New Year, Same Old Promises
This time, keep those money-related resolutions past Groundhog Day
(Money Magazine) -- Say it with me: "This year I'm going to put more of my salary in my 401(k)." Easy enough, right? More like easier said than done.
An estimated 77 million adults in the U.S. say they're likely to make financial resolutions this year. Yet, according to the results of a recent Money/ICR poll, only about one in four who've made such promises in the past have fully kept their word.
And let's face it, even that's probably optimistic.
So why is it so hard to stay on track? Alas, it seems that we're wired to devalue long-term rewards when they involve immediate costs.
"It's the story of the boy who goes to bed at night resolving to get up before dawn and run two miles in the cold," says Meir Statman, a behavioral economist at Santa Clara University. "When the alarm rings, it is very hard for him to get out of his warm bed. It's almost as though the boy who made the promise is not the same boy who has to wake up in the morning."
When we make a resolution, adds Statman, we have a difficult time anticipating how we'll feel or behave in the moment that we must put it into action. Just as the run seems like a better idea at 5 p.m. than at 5 a.m., it sounds quite reasonable to say you're going to save more money until you're standing in front of the Best Sweater Ever at Neiman Marcus.
All that said, there are tricks to making resolutions stick, behaviorists say. The most important: Downplay the up-front costs by making the goal realistic, routine and socially binding.
Make a plan
First step: Take your resolution from nebulous to concrete. Consider exactly what you're going to do, by when and how.
Just as you can't gorge for 51 weeks of the year and then lose 20 pounds during the 52nd, you won't be able to reach a big financial goal at the last minute. Thus the need for a schedule.
Figure out how much you need to set aside each month to reach the total amount you want to save or pay off this year. (Breaking it into smaller parts like this will also make it more manageable.)
Write down the whole plan, advises Harvard economist David Laibson. Maybe even tack it to the fridge so that you can't conveniently forget.
Try to turn your normal inertia into an advantage by locking in the work. For example, set up a monthly direct deposit into a mutual fund or sign up for automatic payment of credit cards.

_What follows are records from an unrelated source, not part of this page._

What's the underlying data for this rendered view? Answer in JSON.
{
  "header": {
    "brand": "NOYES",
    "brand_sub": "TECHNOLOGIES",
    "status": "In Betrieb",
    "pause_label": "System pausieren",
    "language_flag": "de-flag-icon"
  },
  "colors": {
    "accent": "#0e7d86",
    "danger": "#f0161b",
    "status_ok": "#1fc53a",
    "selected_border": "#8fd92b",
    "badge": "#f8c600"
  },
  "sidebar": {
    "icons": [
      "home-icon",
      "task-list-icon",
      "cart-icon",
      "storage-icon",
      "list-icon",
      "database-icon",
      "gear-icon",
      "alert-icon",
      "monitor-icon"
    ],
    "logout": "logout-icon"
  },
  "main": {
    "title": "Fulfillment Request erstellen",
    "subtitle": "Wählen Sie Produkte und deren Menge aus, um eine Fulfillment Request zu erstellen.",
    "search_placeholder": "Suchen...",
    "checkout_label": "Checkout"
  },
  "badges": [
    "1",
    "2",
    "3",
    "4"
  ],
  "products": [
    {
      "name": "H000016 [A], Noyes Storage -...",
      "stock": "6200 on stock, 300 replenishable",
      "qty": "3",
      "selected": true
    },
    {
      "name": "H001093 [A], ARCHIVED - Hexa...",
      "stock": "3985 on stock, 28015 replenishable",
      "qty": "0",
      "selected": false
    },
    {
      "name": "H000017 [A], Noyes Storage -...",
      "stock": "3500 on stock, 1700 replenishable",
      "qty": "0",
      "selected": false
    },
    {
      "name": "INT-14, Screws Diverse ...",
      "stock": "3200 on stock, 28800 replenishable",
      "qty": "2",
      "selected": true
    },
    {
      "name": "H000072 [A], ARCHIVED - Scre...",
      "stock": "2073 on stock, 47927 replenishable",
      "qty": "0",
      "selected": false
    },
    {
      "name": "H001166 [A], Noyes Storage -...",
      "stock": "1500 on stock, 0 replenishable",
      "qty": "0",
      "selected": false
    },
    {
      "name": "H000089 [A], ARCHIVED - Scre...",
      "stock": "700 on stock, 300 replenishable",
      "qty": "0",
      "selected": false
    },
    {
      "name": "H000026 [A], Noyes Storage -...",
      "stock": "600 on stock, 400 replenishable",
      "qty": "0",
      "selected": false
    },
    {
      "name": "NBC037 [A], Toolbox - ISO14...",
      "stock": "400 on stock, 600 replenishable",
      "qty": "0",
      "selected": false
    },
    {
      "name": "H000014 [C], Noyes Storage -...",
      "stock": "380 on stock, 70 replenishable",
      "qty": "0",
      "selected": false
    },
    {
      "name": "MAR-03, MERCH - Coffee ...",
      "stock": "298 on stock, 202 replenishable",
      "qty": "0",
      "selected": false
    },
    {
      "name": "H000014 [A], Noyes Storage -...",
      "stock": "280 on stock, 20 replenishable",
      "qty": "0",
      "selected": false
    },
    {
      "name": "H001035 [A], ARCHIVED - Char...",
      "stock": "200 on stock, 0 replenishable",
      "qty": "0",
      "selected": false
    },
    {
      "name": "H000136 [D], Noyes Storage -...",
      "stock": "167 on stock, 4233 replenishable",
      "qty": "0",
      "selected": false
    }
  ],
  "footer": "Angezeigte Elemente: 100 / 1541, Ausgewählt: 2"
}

If the money never passes through your hands, you'll hardly miss it.
And once these checks are established, you'll likely be too lazy to cancel them. This is one of those rare cases when sloth pays off.
Have someone hold you to it
Sometimes you need more than just your own conscience to police your resolutions. Tell a friend or family member what you plan to do, and create a consequence for yourself if you fall short (ideally something more distasteful than fulfilling the actual resolution).
Promising your spouse that you'll wax the car if you don't meet a financial goal gives you a good reason to follow through: You'll be on shine duty if you don't.